EXERCISE INSTRUCTIONS
Count up the lines holding "true" in the material, then reply with only the number.
⁂
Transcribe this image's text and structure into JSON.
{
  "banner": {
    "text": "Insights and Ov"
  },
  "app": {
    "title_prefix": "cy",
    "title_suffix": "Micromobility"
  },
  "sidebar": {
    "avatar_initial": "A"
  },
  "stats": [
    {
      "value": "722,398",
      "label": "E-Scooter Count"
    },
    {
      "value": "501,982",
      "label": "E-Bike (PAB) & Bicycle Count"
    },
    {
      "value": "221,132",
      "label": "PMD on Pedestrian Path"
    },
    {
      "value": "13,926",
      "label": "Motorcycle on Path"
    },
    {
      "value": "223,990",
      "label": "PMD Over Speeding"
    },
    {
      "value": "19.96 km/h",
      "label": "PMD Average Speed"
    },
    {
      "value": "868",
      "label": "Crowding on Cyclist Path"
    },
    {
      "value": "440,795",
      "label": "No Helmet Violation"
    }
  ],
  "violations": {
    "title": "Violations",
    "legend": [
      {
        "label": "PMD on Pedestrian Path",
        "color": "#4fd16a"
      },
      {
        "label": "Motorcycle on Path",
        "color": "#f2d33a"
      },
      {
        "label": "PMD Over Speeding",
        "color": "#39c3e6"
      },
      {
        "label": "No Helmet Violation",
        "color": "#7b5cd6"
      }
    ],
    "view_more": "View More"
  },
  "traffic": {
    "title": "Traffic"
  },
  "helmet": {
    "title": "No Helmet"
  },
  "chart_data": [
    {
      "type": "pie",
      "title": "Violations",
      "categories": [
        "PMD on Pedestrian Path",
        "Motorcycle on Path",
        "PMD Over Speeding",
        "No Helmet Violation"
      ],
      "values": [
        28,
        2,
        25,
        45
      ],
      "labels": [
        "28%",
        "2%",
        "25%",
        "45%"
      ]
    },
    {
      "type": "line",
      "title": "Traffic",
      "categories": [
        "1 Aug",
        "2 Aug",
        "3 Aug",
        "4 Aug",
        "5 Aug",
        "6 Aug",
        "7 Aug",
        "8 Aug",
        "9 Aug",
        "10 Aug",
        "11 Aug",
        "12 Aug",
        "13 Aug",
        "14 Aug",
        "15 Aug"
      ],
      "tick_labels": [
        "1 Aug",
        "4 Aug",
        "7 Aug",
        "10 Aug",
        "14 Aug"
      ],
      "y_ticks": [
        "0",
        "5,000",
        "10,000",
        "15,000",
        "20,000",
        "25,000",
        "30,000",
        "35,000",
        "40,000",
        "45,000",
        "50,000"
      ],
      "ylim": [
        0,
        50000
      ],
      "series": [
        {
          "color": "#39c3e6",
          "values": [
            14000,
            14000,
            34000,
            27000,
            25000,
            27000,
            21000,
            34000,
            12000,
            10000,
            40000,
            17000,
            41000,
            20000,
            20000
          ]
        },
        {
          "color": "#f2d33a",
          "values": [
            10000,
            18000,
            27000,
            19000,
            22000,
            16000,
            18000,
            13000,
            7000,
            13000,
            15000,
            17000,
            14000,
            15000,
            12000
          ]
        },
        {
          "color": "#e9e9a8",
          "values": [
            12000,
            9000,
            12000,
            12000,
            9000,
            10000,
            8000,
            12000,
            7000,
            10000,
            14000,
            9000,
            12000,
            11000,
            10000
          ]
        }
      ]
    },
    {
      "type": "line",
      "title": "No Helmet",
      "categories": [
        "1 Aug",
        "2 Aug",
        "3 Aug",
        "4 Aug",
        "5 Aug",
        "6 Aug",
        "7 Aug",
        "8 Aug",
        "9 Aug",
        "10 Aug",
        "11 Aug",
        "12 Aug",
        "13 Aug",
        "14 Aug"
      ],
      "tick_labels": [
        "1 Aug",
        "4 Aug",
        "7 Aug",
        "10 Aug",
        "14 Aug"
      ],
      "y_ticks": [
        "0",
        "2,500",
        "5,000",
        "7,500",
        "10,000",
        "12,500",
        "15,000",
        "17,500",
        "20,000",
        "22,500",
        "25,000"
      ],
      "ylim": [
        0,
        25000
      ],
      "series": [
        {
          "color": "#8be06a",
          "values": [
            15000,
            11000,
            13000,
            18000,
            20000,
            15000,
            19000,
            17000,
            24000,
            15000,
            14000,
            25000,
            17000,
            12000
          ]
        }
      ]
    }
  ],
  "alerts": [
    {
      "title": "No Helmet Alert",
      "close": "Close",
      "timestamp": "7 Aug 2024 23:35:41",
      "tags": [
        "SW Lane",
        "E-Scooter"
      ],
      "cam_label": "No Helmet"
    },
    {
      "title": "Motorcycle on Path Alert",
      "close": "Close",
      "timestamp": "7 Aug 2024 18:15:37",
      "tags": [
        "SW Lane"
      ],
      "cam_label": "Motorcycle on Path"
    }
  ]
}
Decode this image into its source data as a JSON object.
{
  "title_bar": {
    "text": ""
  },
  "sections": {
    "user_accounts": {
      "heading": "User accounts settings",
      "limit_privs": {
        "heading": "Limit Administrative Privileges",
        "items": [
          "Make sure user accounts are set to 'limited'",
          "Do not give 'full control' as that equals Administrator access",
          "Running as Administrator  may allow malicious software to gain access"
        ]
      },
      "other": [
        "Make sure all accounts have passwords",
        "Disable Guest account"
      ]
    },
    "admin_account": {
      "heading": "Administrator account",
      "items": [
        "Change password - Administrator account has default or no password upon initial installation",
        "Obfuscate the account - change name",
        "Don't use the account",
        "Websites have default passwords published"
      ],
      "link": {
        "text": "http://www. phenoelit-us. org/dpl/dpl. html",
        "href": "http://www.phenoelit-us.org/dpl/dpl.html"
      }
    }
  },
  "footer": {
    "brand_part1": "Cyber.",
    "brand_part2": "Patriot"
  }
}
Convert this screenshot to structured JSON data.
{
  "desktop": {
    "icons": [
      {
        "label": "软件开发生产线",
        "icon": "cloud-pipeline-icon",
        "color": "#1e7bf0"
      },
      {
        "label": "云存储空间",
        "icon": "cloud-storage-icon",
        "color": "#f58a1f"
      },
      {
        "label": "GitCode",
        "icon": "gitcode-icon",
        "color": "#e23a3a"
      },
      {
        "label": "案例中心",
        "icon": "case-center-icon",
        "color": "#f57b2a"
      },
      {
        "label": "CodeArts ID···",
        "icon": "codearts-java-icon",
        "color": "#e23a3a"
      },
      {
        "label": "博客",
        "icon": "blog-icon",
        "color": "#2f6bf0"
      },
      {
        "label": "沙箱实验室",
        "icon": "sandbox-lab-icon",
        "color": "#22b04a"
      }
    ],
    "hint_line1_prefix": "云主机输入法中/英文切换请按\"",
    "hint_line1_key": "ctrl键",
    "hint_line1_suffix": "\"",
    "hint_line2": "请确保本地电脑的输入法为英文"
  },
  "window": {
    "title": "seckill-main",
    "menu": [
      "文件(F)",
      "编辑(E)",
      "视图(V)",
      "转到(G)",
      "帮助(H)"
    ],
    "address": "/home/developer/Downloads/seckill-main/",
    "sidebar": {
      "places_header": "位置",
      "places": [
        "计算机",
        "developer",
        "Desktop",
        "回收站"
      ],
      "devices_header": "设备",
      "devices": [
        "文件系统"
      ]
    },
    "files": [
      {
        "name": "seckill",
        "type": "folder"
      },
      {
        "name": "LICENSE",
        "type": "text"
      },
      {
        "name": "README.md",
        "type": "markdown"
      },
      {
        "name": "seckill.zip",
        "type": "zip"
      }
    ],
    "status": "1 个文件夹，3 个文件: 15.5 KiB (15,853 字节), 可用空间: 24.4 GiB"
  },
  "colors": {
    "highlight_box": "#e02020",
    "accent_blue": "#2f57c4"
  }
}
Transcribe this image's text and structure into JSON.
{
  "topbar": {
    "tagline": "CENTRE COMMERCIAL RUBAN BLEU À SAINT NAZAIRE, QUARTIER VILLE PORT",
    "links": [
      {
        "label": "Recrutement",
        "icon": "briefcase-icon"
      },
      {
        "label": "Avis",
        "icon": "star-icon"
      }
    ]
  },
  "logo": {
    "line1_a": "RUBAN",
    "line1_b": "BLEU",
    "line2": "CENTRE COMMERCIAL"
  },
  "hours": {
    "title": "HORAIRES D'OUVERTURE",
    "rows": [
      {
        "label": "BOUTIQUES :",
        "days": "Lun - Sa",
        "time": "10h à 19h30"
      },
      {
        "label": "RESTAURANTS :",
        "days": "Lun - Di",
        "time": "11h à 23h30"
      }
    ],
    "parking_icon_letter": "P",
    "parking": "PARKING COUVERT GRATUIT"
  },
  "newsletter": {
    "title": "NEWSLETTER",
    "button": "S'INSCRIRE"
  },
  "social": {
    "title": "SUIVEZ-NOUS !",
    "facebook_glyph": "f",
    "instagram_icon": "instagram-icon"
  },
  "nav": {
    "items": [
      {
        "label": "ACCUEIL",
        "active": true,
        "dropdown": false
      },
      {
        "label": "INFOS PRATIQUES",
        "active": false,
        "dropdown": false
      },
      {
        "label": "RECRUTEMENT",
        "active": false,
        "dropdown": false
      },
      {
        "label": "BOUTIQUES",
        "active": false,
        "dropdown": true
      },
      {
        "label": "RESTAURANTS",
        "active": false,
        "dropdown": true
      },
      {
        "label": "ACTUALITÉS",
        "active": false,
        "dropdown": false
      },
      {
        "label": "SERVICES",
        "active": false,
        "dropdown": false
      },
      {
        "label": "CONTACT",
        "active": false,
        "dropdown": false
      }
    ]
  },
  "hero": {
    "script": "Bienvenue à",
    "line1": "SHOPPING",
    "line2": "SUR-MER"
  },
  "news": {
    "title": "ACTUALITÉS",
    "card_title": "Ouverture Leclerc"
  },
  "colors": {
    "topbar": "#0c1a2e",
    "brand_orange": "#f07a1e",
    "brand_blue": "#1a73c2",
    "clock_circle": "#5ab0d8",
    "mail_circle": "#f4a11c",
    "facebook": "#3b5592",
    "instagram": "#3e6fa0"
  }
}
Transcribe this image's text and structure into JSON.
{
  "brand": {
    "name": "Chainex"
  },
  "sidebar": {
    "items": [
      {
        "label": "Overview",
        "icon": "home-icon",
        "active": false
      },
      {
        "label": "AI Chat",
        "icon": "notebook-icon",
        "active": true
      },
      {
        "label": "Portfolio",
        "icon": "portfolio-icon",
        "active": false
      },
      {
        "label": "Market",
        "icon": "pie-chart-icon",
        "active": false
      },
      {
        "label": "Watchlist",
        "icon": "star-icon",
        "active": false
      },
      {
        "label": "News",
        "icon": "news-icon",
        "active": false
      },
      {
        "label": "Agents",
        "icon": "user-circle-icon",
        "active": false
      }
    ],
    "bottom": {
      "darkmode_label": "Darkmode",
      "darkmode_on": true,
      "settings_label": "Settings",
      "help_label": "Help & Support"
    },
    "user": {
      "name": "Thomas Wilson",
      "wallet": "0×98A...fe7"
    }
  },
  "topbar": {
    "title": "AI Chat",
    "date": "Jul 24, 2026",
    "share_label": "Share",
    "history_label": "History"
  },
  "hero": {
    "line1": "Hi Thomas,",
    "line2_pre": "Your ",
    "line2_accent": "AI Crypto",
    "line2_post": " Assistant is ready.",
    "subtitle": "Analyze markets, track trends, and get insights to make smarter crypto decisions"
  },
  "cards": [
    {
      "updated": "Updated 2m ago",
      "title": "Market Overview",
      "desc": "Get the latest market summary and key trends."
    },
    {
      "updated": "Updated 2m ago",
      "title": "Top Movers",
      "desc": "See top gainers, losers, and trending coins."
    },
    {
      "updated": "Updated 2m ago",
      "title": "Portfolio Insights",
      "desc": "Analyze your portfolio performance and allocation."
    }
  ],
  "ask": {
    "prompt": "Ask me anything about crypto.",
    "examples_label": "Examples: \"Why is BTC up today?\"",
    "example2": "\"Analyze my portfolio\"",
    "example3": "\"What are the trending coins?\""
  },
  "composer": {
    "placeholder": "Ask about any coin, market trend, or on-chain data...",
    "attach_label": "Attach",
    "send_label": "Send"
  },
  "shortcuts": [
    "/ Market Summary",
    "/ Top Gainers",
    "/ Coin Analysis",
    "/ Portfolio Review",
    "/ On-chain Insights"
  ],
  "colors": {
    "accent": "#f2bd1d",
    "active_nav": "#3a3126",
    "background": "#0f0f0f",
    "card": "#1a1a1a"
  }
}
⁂
ANSWER SECTION
5